Dr Fong highlighted that progress in science, medicine and engineering continues to blur the boundaries between science fiction and science fact, and pointed out that anything is possible if we work as a team.
Andrea Crossfield, the CEO of Tobacco Free Futures, discussed whether electronic cigarettes should be viewed as a ‘problem or panacea’. She presented some fascinating statistics before concluding that, although long-term safety of nicotine ‘vaping’ is unknown, ‘vaping’ is probably safer than smoking and is therefore a better alternative to cigarettes for adults who currently smoke.
However, she also warned delegates about the potential for electronic cigarettes to become a gateway to smoking for currently non-smoking teenagers. As such, the key challenge is to limit the marketing of these devices to individuals who currently use tobacco products. There was unanimous agreement that ultimately the aim should be to encourage current smokers to quit completely and to protect young people from ever taking up the habit.
Carl Booth’s research into the use of thromboembolic prophylaxis was awarded this year’s prize for the best oral presentation, while Angela Kiernan’s impressive pre-registration pharmacy project on safety monitoring received this year’s prize for the best poster.

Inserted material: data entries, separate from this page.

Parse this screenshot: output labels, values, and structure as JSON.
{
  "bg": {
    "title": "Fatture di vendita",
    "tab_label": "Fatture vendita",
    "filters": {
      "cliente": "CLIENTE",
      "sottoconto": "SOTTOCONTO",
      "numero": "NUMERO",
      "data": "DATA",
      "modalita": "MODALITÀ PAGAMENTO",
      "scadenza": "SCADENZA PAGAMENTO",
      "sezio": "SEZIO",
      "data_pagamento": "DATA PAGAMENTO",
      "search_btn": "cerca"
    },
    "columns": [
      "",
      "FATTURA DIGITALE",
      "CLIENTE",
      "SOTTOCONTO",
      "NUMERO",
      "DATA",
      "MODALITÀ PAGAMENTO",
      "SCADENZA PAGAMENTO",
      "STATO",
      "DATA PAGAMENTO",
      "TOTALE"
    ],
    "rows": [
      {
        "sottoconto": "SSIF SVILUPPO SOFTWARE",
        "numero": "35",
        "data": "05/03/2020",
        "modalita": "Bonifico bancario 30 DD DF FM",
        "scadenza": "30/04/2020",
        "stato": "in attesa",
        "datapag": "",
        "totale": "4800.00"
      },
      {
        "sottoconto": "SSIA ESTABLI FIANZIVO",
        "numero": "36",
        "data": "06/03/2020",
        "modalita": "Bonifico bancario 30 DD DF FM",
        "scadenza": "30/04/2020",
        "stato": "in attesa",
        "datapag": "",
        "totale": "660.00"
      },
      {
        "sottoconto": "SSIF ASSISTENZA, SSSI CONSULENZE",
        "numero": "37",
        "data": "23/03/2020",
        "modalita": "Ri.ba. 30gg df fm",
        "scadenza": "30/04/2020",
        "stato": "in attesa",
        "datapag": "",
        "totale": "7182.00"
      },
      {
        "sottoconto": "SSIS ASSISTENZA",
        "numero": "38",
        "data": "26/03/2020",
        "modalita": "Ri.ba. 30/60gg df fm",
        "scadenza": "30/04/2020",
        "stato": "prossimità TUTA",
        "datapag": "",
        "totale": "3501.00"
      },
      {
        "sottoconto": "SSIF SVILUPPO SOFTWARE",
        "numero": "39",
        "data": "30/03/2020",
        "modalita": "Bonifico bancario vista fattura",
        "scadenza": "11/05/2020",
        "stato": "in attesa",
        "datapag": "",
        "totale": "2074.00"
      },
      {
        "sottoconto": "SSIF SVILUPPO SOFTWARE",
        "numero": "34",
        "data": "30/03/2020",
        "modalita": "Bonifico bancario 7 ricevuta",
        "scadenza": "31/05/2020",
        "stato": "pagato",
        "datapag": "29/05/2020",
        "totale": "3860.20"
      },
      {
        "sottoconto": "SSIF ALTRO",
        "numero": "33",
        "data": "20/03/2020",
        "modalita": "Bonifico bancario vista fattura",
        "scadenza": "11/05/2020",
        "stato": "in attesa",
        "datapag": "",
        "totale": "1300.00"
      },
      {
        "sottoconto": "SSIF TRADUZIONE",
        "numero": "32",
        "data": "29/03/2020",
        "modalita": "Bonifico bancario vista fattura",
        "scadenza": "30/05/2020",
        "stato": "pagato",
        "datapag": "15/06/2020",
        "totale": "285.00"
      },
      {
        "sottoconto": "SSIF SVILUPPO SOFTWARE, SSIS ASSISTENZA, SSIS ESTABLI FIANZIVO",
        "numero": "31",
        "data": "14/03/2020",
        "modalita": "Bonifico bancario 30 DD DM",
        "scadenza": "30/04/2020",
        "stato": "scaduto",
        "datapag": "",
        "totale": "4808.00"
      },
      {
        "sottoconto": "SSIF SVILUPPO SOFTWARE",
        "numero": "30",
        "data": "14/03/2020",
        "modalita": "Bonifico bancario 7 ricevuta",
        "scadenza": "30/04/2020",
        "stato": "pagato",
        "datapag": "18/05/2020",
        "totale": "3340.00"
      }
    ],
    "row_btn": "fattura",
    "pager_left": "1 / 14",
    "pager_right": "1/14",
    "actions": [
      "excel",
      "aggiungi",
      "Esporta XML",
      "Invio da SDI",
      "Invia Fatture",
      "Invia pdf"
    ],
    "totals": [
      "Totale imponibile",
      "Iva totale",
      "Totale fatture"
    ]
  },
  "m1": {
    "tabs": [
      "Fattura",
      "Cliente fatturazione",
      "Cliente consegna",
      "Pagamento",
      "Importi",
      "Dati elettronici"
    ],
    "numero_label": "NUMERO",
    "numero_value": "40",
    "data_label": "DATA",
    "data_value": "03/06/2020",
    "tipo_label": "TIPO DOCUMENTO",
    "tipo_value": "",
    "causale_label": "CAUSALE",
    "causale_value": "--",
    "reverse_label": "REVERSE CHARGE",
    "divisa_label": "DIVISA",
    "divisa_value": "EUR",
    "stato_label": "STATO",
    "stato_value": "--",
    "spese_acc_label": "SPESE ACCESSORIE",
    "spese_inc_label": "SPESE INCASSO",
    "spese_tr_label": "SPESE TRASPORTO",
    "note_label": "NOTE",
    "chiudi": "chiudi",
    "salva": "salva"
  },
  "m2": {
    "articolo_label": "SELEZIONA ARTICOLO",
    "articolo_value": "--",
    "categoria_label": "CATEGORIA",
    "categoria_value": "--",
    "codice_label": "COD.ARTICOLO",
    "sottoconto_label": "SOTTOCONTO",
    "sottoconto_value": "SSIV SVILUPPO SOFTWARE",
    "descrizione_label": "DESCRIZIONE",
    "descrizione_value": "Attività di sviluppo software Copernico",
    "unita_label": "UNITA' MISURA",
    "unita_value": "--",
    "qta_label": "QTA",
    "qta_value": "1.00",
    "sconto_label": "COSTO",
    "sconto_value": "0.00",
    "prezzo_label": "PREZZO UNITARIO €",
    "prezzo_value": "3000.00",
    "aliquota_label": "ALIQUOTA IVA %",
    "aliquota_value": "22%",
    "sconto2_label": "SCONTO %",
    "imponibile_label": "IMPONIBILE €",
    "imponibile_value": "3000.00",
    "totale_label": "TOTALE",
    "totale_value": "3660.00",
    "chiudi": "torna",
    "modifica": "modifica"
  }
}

The BOPA Chair, Helen Flint, thanked all the participants for attending, being enthusiastic and contributing to the wonderful BOPA atmosphere. She also thanked the sponsors for their continuous support and the ICC and Succinct Medical Communications staff for making sure everything ran so smoothly.
The 18th Annual BOPA Symposium will take place on 23−25 October at the International Centre, Telford.